  1. What a great write up Mark. Thank you for keeping these conversations going. There's not much of this kind of thing happening in Lewes. But there's an occupy Brighton. Maybe I'll escape the Late Night Christmas Shopping night tonight and go and hang out with them.

  2. Hi Mark ,
    Great post and in line with what I will post tomorrow on the Social Reporting site tomorrow. With this in mind am stuck for an image and wondered could I use the image "its the private sector too" from your blog yesterday.

  3. Thanks guys. I'm chuffed you enjoyed the post.

    I'd be delighted for you to use the "its the private sector too" pic, Marella. If you could just credit it to me that would be great.

    Look forward to reading you tomorrow.
    All the best,

  4. Mark, thanks.
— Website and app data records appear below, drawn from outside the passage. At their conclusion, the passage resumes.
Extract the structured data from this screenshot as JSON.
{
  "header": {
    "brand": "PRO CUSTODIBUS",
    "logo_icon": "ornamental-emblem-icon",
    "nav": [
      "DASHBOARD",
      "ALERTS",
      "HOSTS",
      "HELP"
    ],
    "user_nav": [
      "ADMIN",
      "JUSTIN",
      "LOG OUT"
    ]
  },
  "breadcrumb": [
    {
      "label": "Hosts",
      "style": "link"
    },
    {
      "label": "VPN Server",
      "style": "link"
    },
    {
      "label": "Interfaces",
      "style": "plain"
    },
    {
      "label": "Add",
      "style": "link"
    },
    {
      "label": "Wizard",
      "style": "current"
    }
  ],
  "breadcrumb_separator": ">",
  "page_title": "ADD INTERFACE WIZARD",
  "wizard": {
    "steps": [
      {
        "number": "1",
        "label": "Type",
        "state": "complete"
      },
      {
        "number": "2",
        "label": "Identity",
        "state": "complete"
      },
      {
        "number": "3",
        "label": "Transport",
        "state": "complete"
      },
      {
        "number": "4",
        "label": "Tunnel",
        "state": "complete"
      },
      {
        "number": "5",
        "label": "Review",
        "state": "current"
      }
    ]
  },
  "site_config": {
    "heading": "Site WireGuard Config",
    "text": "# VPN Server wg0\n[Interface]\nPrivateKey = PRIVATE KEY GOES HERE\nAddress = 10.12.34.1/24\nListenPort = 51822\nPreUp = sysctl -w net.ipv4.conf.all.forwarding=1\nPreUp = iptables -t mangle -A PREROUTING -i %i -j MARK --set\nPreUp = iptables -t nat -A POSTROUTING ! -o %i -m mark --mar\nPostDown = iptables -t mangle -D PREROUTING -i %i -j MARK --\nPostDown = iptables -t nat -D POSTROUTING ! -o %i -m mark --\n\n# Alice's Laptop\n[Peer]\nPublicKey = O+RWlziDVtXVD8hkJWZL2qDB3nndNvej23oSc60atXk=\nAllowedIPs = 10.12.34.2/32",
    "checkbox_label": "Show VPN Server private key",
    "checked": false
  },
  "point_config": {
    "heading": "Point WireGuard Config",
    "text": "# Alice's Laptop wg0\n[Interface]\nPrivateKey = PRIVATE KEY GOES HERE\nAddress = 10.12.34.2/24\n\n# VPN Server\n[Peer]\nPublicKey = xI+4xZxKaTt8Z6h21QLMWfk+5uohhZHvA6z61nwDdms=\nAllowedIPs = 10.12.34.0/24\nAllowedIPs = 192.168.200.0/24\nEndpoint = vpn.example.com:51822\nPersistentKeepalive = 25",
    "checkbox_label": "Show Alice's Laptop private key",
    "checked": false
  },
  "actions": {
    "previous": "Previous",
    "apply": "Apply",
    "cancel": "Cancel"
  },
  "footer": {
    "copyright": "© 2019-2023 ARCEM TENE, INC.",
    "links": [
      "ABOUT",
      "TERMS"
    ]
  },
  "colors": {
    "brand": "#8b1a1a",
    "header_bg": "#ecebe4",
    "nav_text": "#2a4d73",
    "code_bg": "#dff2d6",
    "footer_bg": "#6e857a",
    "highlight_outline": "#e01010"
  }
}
    Just back from w/e away near Leeds, staying with my friend who is a surgeon specialising in young children. He told me of a porter at his hospital, 20 years in the job, who in addition to the manual labour he is employed to do has several times persuaded distraught kids (whom the medical staff had been unable to talk around) to undergo their operations. He had such a love of his job and empathy with the patients that this "unpaid" work was made possible. Now he's lost his job, shunted into some recess of the hospital to play out time until retirement because "The Trust" was making efficiency savings or whatever the management jargon of the day is calling it. Truly tragic.